The Office division accounts for about a third of the company's annual revenue of about $16 billion. Total revenue for the unit grew 15 percent in the quarter ended June 30, and operating income increased 20 percent.
DelBene, 50, has been with the Redmond, Wash.-based software giant for 18 years, and his team was behind the development of the recently launched Office 2010 products and services. In his new role, DelBene will be responsible for both the engineering and marketing functions for Office, Exchange, SharePoint, Lync, Project, Vision and the company's speech technology.
Andy Lees, Don Mattrick
DelBene replaces Stephen Elop, who recently became the chief executive at Nokia.
At the same time, Microsoft appointed Andy Lees as president of the mobile communications business. A 20-year Microsoft veteran, the 45-year-old Lees was previously senior vice president of the division, and he oversaw the development of Windows Phone 7.
Don Mattrick was named president of the interactive entertainment business. He was senior vice president as the installed base for the Xbox 360 grew to 42 million owners worldwide and more than 25 million Xbox Live users. Mattrick will also be responsible for Kinect, Zune music and video, and PC and mobile interactive entertainment.
"Today's promotions underscore the strength of Microsoft's collective leadership team," CEO Steve Ballmer said, "and set us up well to execute against a powerful lineup of products this fall."
Ballmer added that "not only is the team ready to capitalize on major momentum with our existing products like Office, SharePoint and Halo: Reach, but they are simultaneously bringing entirely new experiences to market with Windows Phone 7 and Kinect for Xbox 360."
Ballmer's references to "major momentum" and "entirely new experiences" reflect the company's effort to overcome some major challenges. On the Office front, Google in particular has compelled Microsoft to adapt its crown jewels into online versions, while many businesses and individuals are looking for reasons why they need to update their existing Office apps.
In mobile, most observers agree that the company dropped the ball with Windows Mobile, losing market share and momentum to Apple's iOS and Google's Android devices in particular. The new Phone 7 is an attempt to get back into that game, a space in which the company must play since the center of gravity for computing has moved to mobile devices.

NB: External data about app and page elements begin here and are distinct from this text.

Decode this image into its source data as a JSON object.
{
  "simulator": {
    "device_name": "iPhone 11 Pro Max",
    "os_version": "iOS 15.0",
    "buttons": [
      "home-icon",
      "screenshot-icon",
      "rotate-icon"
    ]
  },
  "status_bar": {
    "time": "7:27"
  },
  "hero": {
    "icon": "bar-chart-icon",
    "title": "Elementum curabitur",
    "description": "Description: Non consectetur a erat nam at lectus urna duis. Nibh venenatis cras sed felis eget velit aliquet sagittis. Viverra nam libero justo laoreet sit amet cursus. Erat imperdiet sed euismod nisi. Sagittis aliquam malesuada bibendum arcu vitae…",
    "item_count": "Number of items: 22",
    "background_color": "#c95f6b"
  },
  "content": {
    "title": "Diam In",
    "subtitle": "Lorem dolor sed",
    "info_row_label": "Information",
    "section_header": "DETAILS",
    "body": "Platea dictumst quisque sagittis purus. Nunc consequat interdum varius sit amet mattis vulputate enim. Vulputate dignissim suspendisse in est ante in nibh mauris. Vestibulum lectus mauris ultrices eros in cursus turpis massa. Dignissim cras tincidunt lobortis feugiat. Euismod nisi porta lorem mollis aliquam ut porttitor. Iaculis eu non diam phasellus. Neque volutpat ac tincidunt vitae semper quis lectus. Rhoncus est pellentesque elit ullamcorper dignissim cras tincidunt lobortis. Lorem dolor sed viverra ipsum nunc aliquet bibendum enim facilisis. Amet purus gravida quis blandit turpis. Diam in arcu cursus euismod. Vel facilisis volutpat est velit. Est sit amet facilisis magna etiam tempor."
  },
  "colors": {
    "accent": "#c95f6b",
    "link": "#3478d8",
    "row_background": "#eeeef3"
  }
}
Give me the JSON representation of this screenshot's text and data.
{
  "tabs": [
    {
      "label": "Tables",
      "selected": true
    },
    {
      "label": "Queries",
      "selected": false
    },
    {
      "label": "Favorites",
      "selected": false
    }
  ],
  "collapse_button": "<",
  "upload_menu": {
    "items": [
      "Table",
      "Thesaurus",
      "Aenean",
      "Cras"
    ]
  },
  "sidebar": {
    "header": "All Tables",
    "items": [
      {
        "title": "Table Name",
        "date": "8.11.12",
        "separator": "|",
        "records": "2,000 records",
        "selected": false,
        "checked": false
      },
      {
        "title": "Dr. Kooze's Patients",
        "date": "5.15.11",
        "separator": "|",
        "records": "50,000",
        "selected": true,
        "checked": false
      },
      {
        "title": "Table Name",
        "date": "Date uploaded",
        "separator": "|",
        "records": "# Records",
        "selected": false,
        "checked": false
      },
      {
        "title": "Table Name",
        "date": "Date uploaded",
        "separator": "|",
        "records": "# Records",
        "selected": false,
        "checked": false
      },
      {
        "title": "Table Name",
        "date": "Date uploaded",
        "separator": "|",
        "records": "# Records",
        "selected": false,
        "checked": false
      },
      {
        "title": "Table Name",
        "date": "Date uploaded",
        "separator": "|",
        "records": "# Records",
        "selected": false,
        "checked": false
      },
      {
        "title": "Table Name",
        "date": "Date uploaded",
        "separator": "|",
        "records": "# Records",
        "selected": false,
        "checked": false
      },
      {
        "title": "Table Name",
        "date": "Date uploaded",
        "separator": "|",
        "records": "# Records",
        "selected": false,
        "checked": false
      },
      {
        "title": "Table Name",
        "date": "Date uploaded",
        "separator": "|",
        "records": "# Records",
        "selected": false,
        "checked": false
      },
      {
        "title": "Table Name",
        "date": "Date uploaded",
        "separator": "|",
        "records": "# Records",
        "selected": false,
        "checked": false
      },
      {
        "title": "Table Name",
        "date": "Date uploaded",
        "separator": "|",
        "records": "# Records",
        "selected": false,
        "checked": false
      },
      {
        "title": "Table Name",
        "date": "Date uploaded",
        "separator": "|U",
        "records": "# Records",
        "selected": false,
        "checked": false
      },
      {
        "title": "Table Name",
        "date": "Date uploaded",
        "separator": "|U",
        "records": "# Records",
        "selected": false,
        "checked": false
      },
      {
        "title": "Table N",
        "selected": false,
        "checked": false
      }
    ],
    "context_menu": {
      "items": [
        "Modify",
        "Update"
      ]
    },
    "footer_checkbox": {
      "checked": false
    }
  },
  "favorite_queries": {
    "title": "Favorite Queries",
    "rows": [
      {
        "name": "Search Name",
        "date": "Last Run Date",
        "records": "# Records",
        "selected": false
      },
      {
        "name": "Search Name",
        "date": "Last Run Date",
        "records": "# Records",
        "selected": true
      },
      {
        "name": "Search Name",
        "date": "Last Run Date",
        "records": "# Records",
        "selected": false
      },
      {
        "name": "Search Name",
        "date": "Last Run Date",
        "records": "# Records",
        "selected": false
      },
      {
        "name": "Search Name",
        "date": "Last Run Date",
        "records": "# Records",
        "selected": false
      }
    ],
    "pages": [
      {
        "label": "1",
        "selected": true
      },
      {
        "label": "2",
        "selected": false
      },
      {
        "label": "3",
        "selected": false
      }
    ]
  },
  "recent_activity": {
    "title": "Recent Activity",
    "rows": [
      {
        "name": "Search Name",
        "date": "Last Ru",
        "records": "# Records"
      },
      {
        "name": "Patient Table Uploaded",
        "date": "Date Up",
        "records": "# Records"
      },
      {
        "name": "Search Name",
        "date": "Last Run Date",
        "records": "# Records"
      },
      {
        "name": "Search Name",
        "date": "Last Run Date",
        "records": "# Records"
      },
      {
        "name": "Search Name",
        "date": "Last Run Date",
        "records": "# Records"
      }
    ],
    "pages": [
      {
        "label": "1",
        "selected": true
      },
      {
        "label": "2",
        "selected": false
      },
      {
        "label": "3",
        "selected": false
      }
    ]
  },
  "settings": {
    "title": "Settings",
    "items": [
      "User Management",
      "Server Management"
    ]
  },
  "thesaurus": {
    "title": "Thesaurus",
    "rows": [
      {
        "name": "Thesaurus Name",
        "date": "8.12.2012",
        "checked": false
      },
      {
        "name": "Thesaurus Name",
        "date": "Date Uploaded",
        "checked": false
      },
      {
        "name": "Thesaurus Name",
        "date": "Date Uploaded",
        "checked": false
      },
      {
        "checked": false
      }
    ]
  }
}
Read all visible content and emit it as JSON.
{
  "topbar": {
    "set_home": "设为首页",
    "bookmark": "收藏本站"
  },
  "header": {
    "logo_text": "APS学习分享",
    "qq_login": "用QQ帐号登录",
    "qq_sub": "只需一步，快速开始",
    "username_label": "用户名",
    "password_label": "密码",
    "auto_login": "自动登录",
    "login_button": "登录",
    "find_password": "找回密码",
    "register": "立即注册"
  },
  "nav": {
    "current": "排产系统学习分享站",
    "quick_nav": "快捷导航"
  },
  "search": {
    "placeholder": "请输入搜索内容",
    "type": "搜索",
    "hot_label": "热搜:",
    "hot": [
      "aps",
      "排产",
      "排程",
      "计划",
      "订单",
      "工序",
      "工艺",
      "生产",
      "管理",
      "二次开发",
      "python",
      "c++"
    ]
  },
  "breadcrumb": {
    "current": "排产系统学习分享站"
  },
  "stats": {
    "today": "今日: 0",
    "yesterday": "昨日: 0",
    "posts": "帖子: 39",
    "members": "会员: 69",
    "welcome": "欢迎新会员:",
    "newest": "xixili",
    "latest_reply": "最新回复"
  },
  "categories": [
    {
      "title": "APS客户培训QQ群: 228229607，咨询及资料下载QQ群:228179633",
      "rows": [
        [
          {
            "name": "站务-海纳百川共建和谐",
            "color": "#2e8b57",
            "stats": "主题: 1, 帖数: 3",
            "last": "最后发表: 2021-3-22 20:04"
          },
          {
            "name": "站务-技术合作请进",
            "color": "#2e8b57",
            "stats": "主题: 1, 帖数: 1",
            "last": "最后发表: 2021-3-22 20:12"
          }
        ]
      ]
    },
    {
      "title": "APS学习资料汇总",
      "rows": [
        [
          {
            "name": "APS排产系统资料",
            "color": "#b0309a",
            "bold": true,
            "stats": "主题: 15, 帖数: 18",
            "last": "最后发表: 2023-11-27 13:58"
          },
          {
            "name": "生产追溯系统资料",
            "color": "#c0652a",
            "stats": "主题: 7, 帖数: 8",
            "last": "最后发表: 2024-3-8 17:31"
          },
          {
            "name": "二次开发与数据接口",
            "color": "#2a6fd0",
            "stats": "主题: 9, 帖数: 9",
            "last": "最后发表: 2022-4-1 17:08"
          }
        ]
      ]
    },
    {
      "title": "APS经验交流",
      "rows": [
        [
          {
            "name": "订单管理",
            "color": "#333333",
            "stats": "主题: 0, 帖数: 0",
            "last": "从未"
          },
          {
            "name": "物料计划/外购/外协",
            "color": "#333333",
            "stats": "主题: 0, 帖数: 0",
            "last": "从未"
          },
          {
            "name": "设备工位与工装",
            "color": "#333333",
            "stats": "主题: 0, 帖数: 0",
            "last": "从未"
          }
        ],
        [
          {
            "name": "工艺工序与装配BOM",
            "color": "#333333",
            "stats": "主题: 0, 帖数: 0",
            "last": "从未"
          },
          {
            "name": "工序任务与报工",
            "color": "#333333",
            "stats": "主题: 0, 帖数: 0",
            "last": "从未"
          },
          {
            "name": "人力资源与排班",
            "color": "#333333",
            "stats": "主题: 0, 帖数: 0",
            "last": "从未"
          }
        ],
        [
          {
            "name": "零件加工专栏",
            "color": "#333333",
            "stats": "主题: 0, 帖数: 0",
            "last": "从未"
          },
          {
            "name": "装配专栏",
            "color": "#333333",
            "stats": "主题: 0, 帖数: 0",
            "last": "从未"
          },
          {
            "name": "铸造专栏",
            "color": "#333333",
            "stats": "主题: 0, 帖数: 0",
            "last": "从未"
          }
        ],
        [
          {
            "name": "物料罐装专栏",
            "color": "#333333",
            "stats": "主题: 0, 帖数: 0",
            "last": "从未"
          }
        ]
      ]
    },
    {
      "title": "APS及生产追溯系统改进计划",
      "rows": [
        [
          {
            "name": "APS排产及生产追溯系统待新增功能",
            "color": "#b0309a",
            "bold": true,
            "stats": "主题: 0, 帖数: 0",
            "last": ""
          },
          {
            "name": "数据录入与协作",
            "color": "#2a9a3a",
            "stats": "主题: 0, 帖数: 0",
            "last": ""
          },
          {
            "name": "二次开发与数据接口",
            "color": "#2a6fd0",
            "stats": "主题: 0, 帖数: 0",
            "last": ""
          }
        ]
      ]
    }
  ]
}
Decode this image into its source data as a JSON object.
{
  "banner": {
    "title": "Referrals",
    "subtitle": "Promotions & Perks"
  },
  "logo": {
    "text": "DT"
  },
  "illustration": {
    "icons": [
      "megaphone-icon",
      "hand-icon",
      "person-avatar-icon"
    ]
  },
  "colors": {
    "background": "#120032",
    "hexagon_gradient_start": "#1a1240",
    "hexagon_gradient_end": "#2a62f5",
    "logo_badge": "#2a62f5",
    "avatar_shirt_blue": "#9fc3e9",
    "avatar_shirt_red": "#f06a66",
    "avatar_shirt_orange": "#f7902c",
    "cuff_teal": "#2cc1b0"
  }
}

And in games, the company is hoping its new hands-free controller, Kinect, and increasingly active Xbox Live will give it momentum to continue competing with Nintendo's family-pleasing Wii and Sony's PlayStation.